(RECORDS TO PROCESS Opens)

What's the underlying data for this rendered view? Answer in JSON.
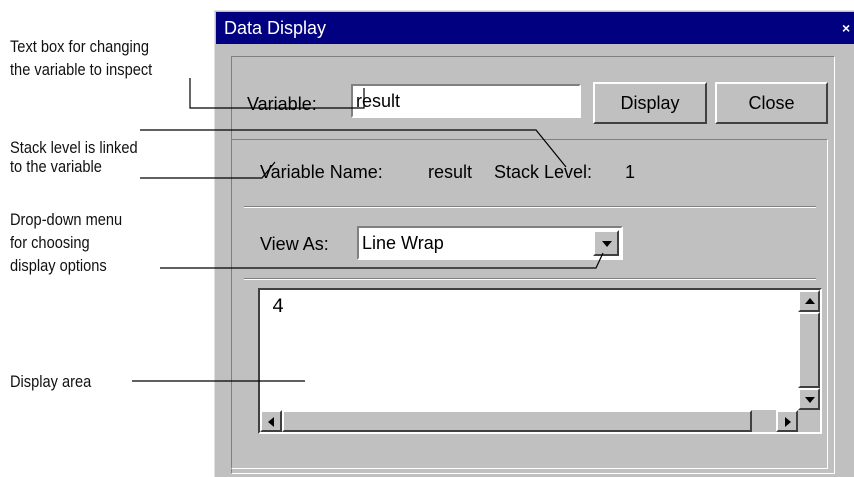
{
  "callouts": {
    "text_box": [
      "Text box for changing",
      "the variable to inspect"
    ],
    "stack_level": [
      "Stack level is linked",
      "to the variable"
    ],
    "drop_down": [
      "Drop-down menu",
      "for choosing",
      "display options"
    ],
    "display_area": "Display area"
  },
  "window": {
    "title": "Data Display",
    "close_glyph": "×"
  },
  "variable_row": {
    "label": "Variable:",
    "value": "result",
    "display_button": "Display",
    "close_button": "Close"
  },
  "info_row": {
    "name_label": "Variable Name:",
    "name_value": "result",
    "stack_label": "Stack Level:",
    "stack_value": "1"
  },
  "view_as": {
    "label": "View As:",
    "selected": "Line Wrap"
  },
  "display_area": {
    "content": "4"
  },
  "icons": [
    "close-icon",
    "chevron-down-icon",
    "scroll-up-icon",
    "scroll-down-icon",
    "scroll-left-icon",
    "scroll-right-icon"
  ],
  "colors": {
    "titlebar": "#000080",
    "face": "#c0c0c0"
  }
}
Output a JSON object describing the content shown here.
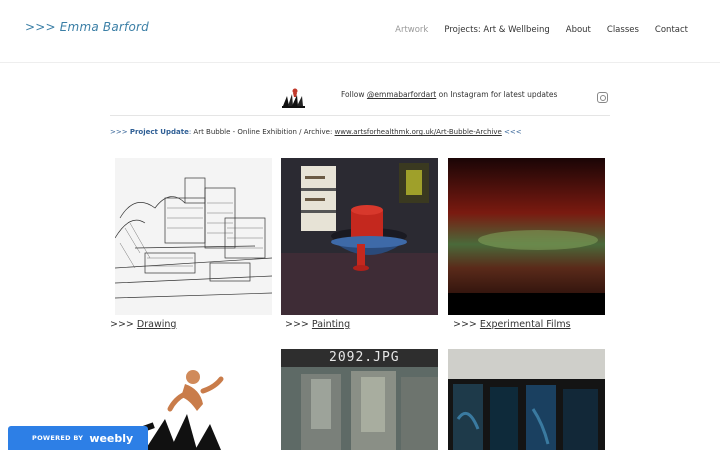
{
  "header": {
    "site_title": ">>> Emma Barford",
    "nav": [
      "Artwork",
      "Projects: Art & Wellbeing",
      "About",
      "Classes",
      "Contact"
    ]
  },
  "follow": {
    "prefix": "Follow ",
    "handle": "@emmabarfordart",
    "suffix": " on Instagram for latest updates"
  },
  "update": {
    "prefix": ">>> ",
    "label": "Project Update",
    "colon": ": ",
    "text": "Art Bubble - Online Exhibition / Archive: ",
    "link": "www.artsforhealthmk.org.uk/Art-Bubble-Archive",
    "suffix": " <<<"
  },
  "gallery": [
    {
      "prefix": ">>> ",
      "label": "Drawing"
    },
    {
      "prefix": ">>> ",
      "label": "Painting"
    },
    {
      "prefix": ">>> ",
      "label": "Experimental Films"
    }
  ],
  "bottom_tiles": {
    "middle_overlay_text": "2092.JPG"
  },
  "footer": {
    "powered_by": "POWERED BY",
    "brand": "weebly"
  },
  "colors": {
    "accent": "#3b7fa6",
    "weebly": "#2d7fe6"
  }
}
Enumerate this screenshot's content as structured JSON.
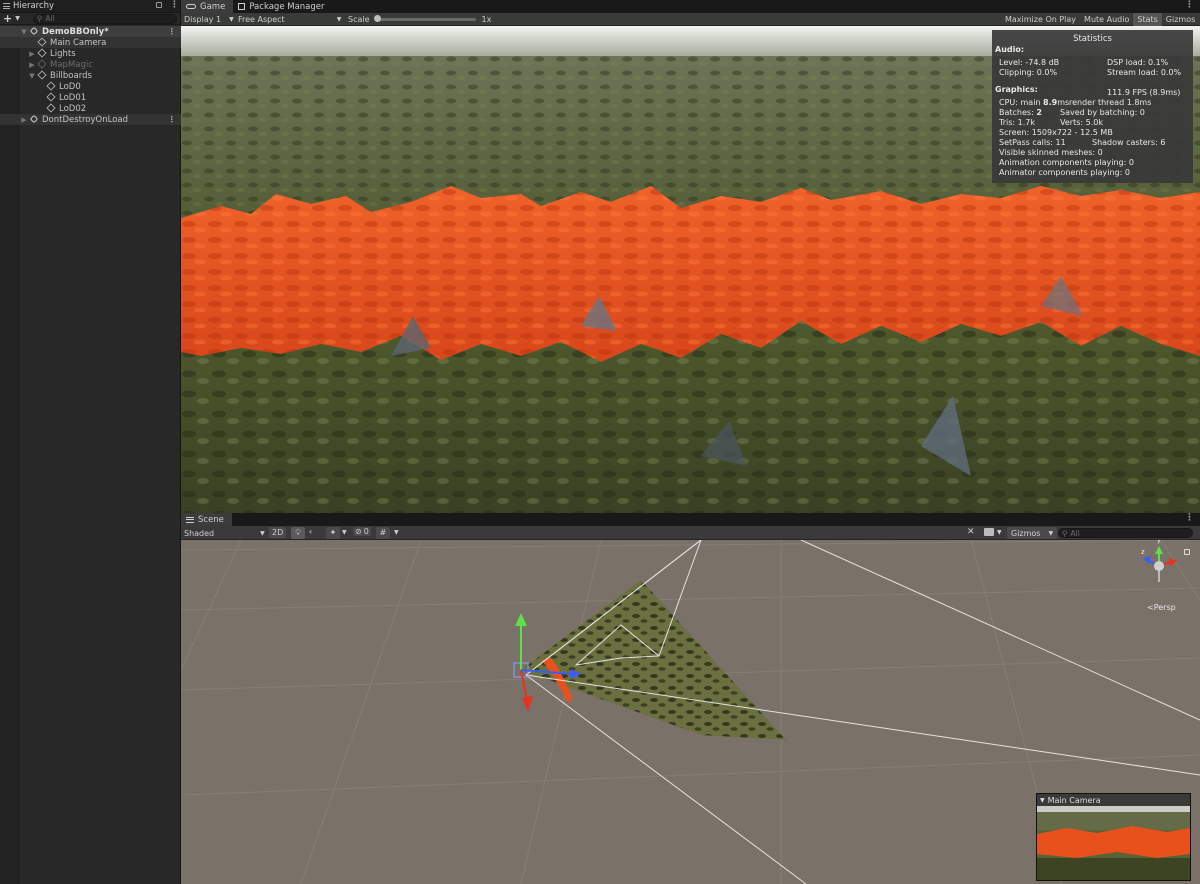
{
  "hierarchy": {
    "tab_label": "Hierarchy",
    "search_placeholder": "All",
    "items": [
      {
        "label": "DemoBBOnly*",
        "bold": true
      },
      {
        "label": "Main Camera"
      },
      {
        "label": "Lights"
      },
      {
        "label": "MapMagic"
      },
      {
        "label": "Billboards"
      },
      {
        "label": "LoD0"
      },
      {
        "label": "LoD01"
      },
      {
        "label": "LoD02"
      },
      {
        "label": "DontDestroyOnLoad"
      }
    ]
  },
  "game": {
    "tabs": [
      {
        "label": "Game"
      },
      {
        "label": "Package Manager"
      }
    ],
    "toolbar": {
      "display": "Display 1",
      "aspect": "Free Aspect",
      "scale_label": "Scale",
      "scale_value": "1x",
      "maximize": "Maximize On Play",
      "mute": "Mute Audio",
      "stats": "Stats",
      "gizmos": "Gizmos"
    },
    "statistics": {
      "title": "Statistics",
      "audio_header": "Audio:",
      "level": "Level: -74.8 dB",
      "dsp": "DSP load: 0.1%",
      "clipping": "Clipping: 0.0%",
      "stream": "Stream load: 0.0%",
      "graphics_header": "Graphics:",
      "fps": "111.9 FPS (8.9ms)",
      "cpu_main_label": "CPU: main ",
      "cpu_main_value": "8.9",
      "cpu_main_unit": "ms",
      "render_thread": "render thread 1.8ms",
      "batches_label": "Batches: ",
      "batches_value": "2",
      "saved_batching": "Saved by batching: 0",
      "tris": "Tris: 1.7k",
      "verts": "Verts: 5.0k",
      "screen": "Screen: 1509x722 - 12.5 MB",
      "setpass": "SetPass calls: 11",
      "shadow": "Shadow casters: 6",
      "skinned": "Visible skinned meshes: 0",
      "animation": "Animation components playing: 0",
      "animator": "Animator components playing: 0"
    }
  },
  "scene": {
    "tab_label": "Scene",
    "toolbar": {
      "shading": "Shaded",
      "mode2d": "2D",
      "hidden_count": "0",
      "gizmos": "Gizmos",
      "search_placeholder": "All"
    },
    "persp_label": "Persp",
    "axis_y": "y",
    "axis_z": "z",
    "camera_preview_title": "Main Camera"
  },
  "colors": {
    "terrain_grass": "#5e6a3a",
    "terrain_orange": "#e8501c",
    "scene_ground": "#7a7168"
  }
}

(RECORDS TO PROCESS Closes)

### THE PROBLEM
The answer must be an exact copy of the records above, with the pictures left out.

### SOLUTION TO THIS EXERCISE
What's the underlying data for this rendered view? Answer in JSON.
{
  "callouts": {
    "text_box": [
      "Text box for changing",
      "the variable to inspect"
    ],
    "stack_level": [
      "Stack level is linked",
      "to the variable"
    ],
    "drop_down": [
      "Drop-down menu",
      "for choosing",
      "display options"
    ],
    "display_area": "Display area"
  },
  "window": {
    "title": "Data Display",
    "close_glyph": "×"
  },
  "variable_row": {
    "label": "Variable:",
    "value": "result",
    "display_button": "Display",
    "close_button": "Close"
  },
  "info_row": {
    "name_label": "Variable Name:",
    "name_value": "result",
    "stack_label": "Stack Level:",
    "stack_value": "1"
  },
  "view_as": {
    "label": "View As:",
    "selected": "Line Wrap"
  },
  "display_area": {
    "content": "4"
  },
  "icons": [
    "close-icon",
    "chevron-down-icon",
    "scroll-up-icon",
    "scroll-down-icon",
    "scroll-left-icon",
    "scroll-right-icon"
  ],
  "colors": {
    "titlebar": "#000080",
    "face": "#c0c0c0"
  }
}
Output a JSON object describing the content shown here.
{
  "header": {
    "site_title": ">>> Emma Barford",
    "nav": [
      "Artwork",
      "Projects: Art & Wellbeing",
      "About",
      "Classes",
      "Contact"
    ]
  },
  "follow": {
    "prefix": "Follow ",
    "handle": "@emmabarfordart",
    "suffix": " on Instagram for latest updates"
  },
  "update": {
    "prefix": ">>> ",
    "label": "Project Update",
    "colon": ": ",
    "text": "Art Bubble - Online Exhibition / Archive: ",
    "link": "www.artsforhealthmk.org.uk/Art-Bubble-Archive",
    "suffix": " <<<"
  },
  "gallery": [
    {
      "prefix": ">>> ",
      "label": "Drawing"
    },
    {
      "prefix": ">>> ",
      "label": "Painting"
    },
    {
      "prefix": ">>> ",
      "label": "Experimental Films"
    }
  ],
  "bottom_tiles": {
    "middle_overlay_text": "2092.JPG"
  },
  "footer": {
    "powered_by": "POWERED BY",
    "brand": "weebly"
  },
  "colors": {
    "accent": "#3b7fa6",
    "weebly": "#2d7fe6"
  }
}
Enumerate this screenshot's content as structured JSON.
{
  "hierarchy": {
    "tab_label": "Hierarchy",
    "search_placeholder": "All",
    "items": [
      {
        "label": "DemoBBOnly*",
        "bold": true
      },
      {
        "label": "Main Camera"
      },
      {
        "label": "Lights"
      },
      {
        "label": "MapMagic"
      },
      {
        "label": "Billboards"
      },
      {
        "label": "LoD0"
      },
      {
        "label": "LoD01"
      },
      {
        "label": "LoD02"
      },
      {
        "label": "DontDestroyOnLoad"
      }
    ]
  },
  "game": {
    "tabs": [
      {
        "label": "Game"
      },
      {
        "label": "Package Manager"
      }
    ],
    "toolbar": {
      "display": "Display 1",
      "aspect": "Free Aspect",
      "scale_label": "Scale",
      "scale_value": "1x",
      "maximize": "Maximize On Play",
      "mute": "Mute Audio",
      "stats": "Stats",
      "gizmos": "Gizmos"
    },
    "statistics": {
      "title": "Statistics",
      "audio_header": "Audio:",
      "level": "Level: -74.8 dB",
      "dsp": "DSP load: 0.1%",
      "clipping": "Clipping: 0.0%",
      "stream": "Stream load: 0.0%",
      "graphics_header": "Graphics:",
      "fps": "111.9 FPS (8.9ms)",
      "cpu_main_label": "CPU: main ",
      "cpu_main_value": "8.9",
      "cpu_main_unit": "ms",
      "render_thread": "render thread 1.8ms",
      "batches_label": "Batches: ",
      "batches_value": "2",
      "saved_batching": "Saved by batching: 0",
      "tris": "Tris: 1.7k",
      "verts": "Verts: 5.0k",
      "screen": "Screen: 1509x722 - 12.5 MB",
      "setpass": "SetPass calls: 11",
      "shadow": "Shadow casters: 6",
      "skinned": "Visible skinned meshes: 0",
      "animation": "Animation components playing: 0",
      "animator": "Animator components playing: 0"
    }
  },
  "scene": {
    "tab_label": "Scene",
    "toolbar": {
      "shading": "Shaded",
      "mode2d": "2D",
      "hidden_count": "0",
      "gizmos": "Gizmos",
      "search_placeholder": "All"
    },
    "persp_label": "Persp",
    "axis_y": "y",
    "axis_z": "z",
    "camera_preview_title": "Main Camera"
  },
  "colors": {
    "terrain_grass": "#5e6a3a",
    "terrain_orange": "#e8501c",
    "scene_ground": "#7a7168"
  }
}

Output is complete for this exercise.